In time, I felt their judgment was correct. When I pitched doing a positive segment on the gay community, it was nixed. I was assigned to do liveshots from several street fairs in and around town. Except one. I wanted to do a liveshot from a fundraiser street fair being held one weekend morning in Greenwich Village by SAGE, the services and advocacy group for LGBT seniors. The news director rejected my pitch. Apparently, lesbians in their 60s selling macrame plant holders, scented candles and old Joni Mitchell albums was too controversial, unlike the show's constant updates on Joey Buttafuoco. The clincher was the MRS. DOUBTFIRE junket interviews. The show aired my interview of Robin Williams. But the WNBC news director refused to air my interview of Robin's co-star, Harvey Fierstein. Robin Williams' then-wife was in the room during my interview. She complimented me on it and so did the head of 20th Century Fox publicity. He was also in the room. There was nothing in the interview that could not have aired on a Disney Channel. So why didn't my news director boss air it? He said this about Tony winner Harvey Fierstein: "I have a problem with him being openly gay."
I was making a standard part-time wage and I kept the job because I was helping my terminally ill partner, still paying the monthly note on my mother's house and paying my own rent.
Remember how Katie Couric used her late husband's cancer illness as inspiration to do news features on how to fight cololrectal cancer? She helped millions of people with her colonoscopy information. I would have loved to do WNBC news segments on what I'd learned in how to be a caregiver to a loved one with AIDS. I wanted to. Surely, I was not the only person in the New York area to be in such a position during that dark time. But the door to inclusion was closed to us.
Richard died in June 1994. I stayed at "Weekend TODAY in New York" until I had made enough to pay off his funeral expenses. That was December 1994. The news director called me in for a meeting in early January. He praised my work and my popularity with viewers. Then told me I'd get no new contract, no raise, I'd never go full-time and I'd never move up to NBC network assignments. But he wanted me to stay with his WNBC local show because I was so popular.
I quit. I need to add that all the WNBC news execs there with whom I had high drama have been long gone. Having seen the Neil Patrick Harris interview segment, it's obvious there's a new attitude at NBC. Still, don't think it's always been like that on TV. When you see Andy Cohen, RuPaul's Drag Race, Anderson Cooper, Don Lemon, Robin Roberts, the Ellen DeGeneres show, Ricky Martin, Mayor Pete Buttigieg, and the popular members of the QUEER EYE reboot, remember...that was all a long time comin'. Heck, the majority of the original QUEER EYE FOR THE STRAIGHT GUY run didn't even have a Black gay member.
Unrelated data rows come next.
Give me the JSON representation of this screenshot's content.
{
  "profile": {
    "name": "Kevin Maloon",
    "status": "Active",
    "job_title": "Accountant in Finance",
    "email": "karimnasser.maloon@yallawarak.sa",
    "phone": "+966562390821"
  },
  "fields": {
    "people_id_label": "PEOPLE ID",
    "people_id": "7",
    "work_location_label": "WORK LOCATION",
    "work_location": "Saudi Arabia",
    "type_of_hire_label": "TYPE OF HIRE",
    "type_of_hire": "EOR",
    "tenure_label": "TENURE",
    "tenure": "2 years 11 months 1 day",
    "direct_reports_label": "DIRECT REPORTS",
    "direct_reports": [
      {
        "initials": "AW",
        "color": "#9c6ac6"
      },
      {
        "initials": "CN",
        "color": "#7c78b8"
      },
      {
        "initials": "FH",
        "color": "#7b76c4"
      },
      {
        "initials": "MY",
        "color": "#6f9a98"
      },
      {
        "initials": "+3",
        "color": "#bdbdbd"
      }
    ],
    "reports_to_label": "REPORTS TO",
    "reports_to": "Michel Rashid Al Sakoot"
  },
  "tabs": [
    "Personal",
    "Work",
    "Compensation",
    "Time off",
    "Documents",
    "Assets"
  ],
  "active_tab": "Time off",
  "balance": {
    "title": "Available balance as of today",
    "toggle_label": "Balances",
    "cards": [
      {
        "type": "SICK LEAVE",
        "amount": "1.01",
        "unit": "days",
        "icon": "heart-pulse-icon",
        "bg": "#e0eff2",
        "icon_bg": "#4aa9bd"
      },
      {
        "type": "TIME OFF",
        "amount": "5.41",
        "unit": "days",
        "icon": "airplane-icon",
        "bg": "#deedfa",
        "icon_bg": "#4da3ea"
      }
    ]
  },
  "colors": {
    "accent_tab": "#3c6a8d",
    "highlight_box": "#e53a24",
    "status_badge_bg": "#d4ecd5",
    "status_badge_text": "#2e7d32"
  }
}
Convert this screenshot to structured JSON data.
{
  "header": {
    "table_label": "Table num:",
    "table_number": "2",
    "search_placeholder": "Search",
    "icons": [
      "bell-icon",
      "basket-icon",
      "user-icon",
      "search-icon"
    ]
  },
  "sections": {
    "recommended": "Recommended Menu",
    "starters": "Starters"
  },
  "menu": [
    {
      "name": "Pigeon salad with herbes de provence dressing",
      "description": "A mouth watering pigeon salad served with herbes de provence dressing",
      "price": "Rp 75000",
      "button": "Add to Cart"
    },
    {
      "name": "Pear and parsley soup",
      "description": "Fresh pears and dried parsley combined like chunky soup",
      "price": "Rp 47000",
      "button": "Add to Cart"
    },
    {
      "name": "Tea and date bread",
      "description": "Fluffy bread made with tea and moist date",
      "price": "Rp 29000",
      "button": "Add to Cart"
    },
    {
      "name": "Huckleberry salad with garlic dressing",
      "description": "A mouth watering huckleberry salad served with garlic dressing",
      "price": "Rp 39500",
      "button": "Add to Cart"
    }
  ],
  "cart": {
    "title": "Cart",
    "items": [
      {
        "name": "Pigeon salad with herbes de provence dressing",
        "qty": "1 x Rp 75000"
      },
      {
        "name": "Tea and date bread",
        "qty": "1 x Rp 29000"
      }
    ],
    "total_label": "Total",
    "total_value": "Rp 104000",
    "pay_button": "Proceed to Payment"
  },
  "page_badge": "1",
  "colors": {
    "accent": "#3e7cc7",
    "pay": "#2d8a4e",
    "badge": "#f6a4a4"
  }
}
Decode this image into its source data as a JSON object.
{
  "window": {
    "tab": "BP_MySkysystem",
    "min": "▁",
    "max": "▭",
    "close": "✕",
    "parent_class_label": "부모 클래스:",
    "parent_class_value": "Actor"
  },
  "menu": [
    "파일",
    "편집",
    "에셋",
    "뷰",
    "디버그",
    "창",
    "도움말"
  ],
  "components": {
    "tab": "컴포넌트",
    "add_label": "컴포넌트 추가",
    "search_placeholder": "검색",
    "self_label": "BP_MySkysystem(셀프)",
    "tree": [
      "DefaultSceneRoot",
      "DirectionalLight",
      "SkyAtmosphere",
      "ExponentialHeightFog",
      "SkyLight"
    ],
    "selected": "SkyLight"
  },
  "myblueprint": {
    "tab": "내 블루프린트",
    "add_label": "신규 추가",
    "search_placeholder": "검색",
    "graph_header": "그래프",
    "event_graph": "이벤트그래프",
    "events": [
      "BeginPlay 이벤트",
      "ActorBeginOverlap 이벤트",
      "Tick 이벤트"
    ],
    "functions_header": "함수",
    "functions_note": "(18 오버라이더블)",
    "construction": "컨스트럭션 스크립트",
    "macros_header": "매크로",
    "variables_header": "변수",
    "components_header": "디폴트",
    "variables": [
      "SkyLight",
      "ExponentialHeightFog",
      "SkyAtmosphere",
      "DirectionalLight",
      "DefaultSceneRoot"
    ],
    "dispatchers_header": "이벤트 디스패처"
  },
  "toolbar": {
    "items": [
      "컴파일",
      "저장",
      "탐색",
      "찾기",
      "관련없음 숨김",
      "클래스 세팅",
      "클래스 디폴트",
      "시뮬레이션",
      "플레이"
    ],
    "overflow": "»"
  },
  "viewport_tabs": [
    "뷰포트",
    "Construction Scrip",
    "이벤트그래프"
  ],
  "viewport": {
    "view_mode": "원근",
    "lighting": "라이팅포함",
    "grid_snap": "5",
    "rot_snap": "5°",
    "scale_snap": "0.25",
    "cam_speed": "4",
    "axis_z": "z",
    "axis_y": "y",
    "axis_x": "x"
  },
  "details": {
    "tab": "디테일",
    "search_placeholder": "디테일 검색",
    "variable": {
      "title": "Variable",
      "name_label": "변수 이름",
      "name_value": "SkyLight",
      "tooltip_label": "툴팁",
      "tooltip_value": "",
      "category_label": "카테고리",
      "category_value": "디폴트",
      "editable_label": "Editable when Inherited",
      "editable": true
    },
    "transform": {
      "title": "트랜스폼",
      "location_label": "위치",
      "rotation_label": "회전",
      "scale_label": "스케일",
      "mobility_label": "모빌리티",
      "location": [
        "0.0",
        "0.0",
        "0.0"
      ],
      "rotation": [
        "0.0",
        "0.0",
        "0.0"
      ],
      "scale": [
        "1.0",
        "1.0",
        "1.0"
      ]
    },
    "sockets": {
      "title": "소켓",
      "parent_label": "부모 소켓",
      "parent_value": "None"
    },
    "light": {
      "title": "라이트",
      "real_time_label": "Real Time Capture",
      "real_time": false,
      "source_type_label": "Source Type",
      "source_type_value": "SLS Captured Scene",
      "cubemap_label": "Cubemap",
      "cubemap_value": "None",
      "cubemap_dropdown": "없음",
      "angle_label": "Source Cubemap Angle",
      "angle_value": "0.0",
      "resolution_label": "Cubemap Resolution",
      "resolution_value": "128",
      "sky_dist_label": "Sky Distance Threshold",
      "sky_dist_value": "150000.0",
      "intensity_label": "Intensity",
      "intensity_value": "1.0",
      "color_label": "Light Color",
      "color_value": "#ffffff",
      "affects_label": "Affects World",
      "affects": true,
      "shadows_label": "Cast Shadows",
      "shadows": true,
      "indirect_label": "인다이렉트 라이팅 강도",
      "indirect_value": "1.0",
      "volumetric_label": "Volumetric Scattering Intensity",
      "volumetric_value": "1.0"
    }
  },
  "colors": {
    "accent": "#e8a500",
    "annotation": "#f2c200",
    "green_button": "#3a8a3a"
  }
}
And big name corporate sponsors were not wooing a little show like IN THE LIFE back then.
I thank all the people who helped me open a door. I thank all the people at the Stonewall in 1969 who decided to speak out loud and demand their rights.
Cherish the freedom. Appreciate the inclusion. Don't take it for granted. And have a great PRIDE Month -- before the parade passes by.
(If you're new to my blog posts, here's a sample of the VH1 talk show I had before I was hired by WNBC and a WNBC piece on Madonna I did a few weeks after that show's premiere.)
(Here's the Madonna piece. A gay cop on the NYPD force helped me get a spot in the crush of reporters. I am still grateful to him.)